Launched by Tim Spalding on August 29, 2005, “LibraryThing is an online service to help people catalog their books easily.” (Spalding) A web-based platform, LibraryThing combines elements of social media (like customizable user profiles and group discussions) with the capability for an individual or an institution to catalog and manage their library collections.
LibraryThing sources its metadata from six national Amazon sites, the Library of Congress, and over 2,200 global libraries that provide open access to their collections with the Z39.50 protocol (Pinder). Libraries provide LibraryThing members can edit, search, and sort information about the titles in their collection, tag books with their own subjects, and use existing or create their own classification systems (Spalding). LibraryThing does not require additional software beyond internet access and a browser. To create an account only requires creating a username and password (inputting an email address is optional). LibraryThing uses a subscription-based model with free accounts support collections under 200 items while two payment options allow for collections of any size: $10 yearly or $25 for a lifetime membership (Melton). In physical libraries, collections are usually grouped together by their location or presumed function (for example, reference books are located in the reference area and are non-circulating because they are intended to be used for quick reference) whereas on LibraryThing the user can designate collections by other criteria like subject matter and material type (Melton).
LibraryThing uses algorithms to suggest recommended reading for its users by aggregating user-generated “tags” about the book, but also by comparing and cross-referencing the entire contents of one users library to another. (Pinder 76) LibraryThing relies on metadata tweaks and input from “helpers” who are constantly cleaning the data input into the site, and tracks and publicly logs every change made to the data. LibraryThing also uses algorithms to suggest books that are not like any the user has catalogued with their self-aware Unsuggestor feature which recommends a book that does not match any of the users data at all to burst the “you may also like” bubble.

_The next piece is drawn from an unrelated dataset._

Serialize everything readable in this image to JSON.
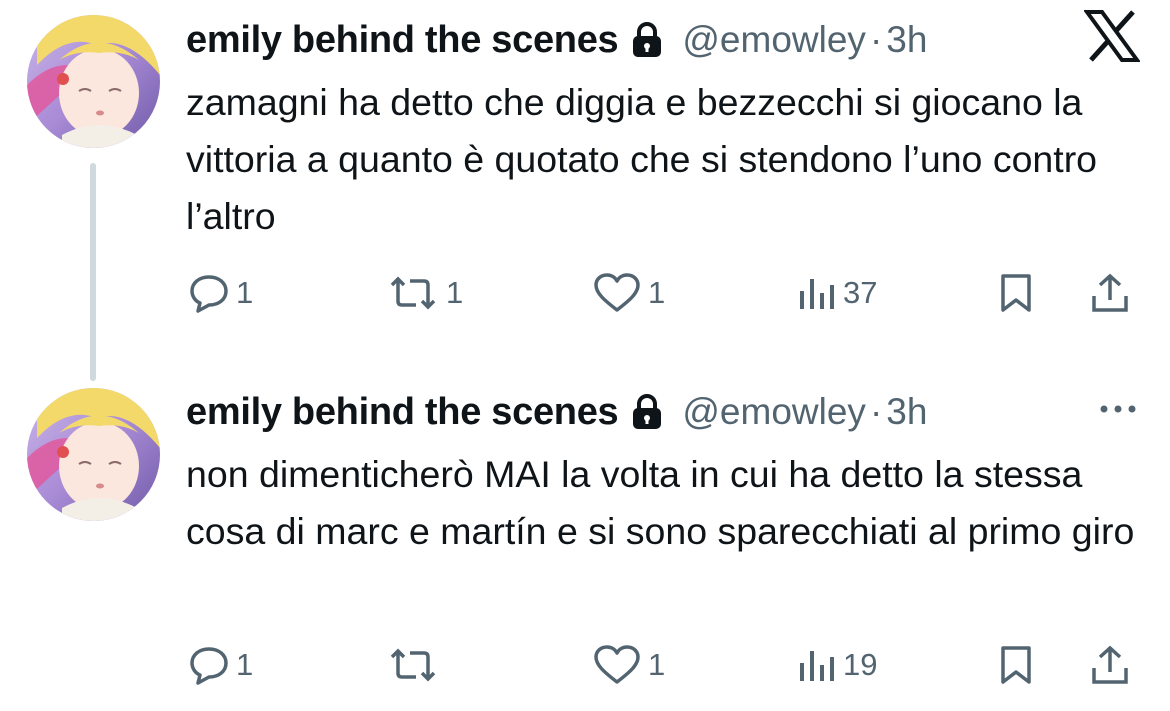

LibraryThing uses the metadata attributed to individual titles in the user’s collections to support other functions of the platform. Because of their member-supported model, LibraryThing takes pride in never selling user data, but rather using that data to create more data for users to do with what they will. For example, the site’s Zeitgeist feature aggregates data from the site about use and various statistics, while the Common Knowledge wiki where users add their own personal knowledge to the evolving body of information about the title. (Pinder) The feature "CoverGuess” shows users a random cover and asks them to describe it. LibraryThing uses these descriptions to create a search by cover option to give users a chance to find a title if they can only vaguely remember a cover (Melton).
Pinder, Julian. 2012. "Online Literary Communities: A Case Study of LibraryThing." In From Codex to Hypertext: Reading at the Turn of the Twenty-First Century, edited by Anouk Lang, In Studies in Print Culture and the History of the Book, 68-87. Amherst, MA: U of Massachusetts P.
Spalding, Tim. 2013. “What Makes LibraryThing LibraryThing?” LibraryThing. https://blog.librarything.com/main/2013/04/what-makes-librarything-librarything/
Photograph 1: Screenshot from LibraryThing.com homepage.
Photograph 2: Screenshot from LibraryThing.com's Zeitgeist data.
Photograph 3: Screenshot from LibraryThing's helper's log.